THE NICETIES Finds Focus in New Virtual Production
The Niceties, Eleanor Burgess’s play about the explosive fallout between a white American History professor and one of her Black students, premiered at Boston’s Huntington Theatre Company in 2018. Now, the Huntington has partnered with the Manhattan Theatre Club (MTC)—which staged the same production later that year—to produce a free, online adaptation.
Once again starring Lisa Banes and Jordan Boatman, and directed by Kimberly Senior, the play takes on an even sharper resonance in 2021. The battle of the wits was originally meant to take place at Professor Janine Bosko’s (Banes) office, where Zoe (Boatman) debates the merits of her thesis that a successful American Revolution was only possible because of slavery. In this version, the arguing happens over Skype—the action takes place in 2016, hence the noticeable lack of Zoom.
I spoke with Burgess, who said she hadn’t planned to revisit the material, about what has changed, and what hasn’t, in the play’s style and content.
“Kimberly said she’d only be interested in doing this if we embraced the virtual nature of the production,” Burgess said on a recent phone call. “As for the actual political content, I didn’t make many changes at all.”
The increasingly hostile interactions between the confident student activist and the professor who is set in her ways take place right before the 2016 election, when Obama-era “post-racial” thinking was still common.
“I didn't want to pretend I knew things that I didn't when I first wrote it,” she said. “I wanted to keep an element of timelessness in it; it's about America and what we are as a country, and I wanted to preserve that.”
Leaving the political discourse mostly intact allowed the playwright to engage with the work’s new form.
“Most of the edits were about embracing this virtual experience and this very new type of awkwardness,” Burgess noted. “There's this wonderful awkwardness online of two different generations interacting with the technology, and the ways you experience a person's discomfort through a computer screen.”
The play was first developed at the Contemporary American Theater Festival in 2017, and much of the same cast and crew have followed the work through its subsequent productions.
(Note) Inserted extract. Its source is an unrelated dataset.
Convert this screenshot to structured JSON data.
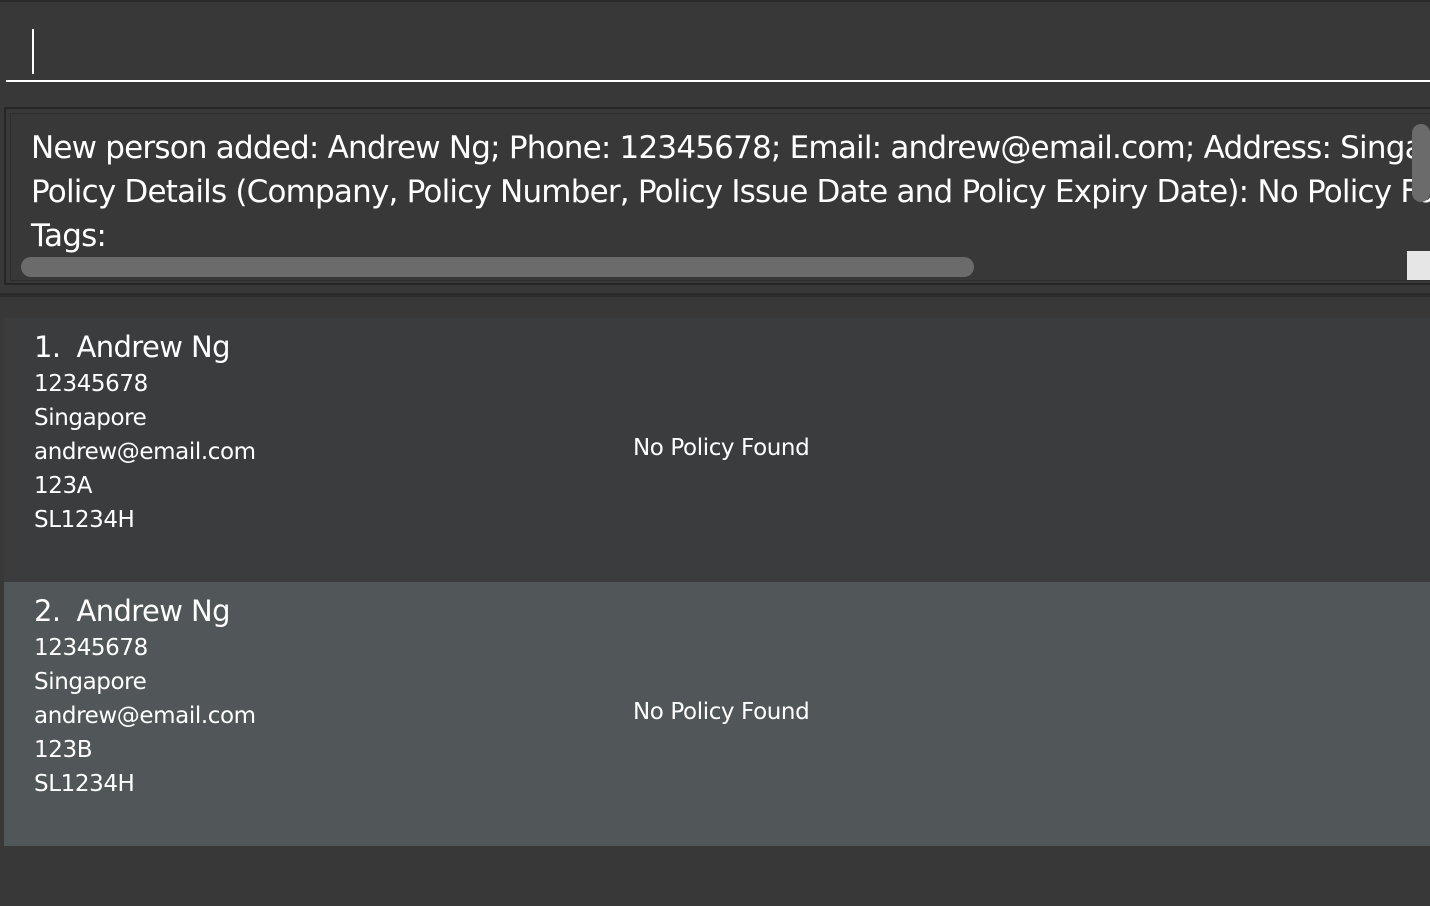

Burgess quipped that they “knew this play in their bones” by the time this version was produced.
“Kimberly used to make fun of me in our live productions because I would say, “If I were directing this they'd never get out of their chairs,” which, of course you can't do in live theater,” she added. “I sort of won, in the end.”
Burgess agreed that a Skype staging, without much movement outside of the actors’ faces, further highlights the writing.
“It’s a very writerly impulse to want to have them just sit and say things, and have that be the story,” she said. “To some degree, this production puts the emphasis on the language, though I think it was always a very language-driven play. Both the characters are such intellectuals, so to challenge their ideas is to challenge them. If you say their understanding of America is wrong, it’s a personal attack for these people whose identities are so wrapped up in their own ideas.”
Burgess, who studied history at Yale College, said she started asking herself questions about the way the subject is taught after graduation.
“One of the things that was always a challenge was that they're not extremely emotional people, but very intellectual,” she explained. “Everything, as they're processing it, is a tiny hit; they don't get big reactions for a long time. Suddenly, we can see every little thing hitting their faces. I would never have thought of it as a very cinematic play, but it's interesting how much closeups turn out to serve the play and help track how emotional these abstract ideas are to them.”
The playwright mentioned that a major change to the work is the addition of Zoe’s bedroom, which she said deeply affects the power balance between the two women.
“It's a bit infantilizing to Skype a professor from your childhood bedroom, and I think to some degree it allows her to be a little less armored,” she said. “In the physical production, we talked about her coming in prepared for battle with a more formal outfit. Now, she kind of embraces the vulnerability of, ‘I'm going to let you see that I'm not doing well.’”
Being able to see both women’s private spaces, Burgess said, allows for deeper characterization.
“When people are arguing about a political topic, we often don't let them just be people,” she continued. “Neither of these women are perfect, and I think that getting to see their homes sort of emphasizes who they are and their understanding of the world. That vulnerability is really exciting.”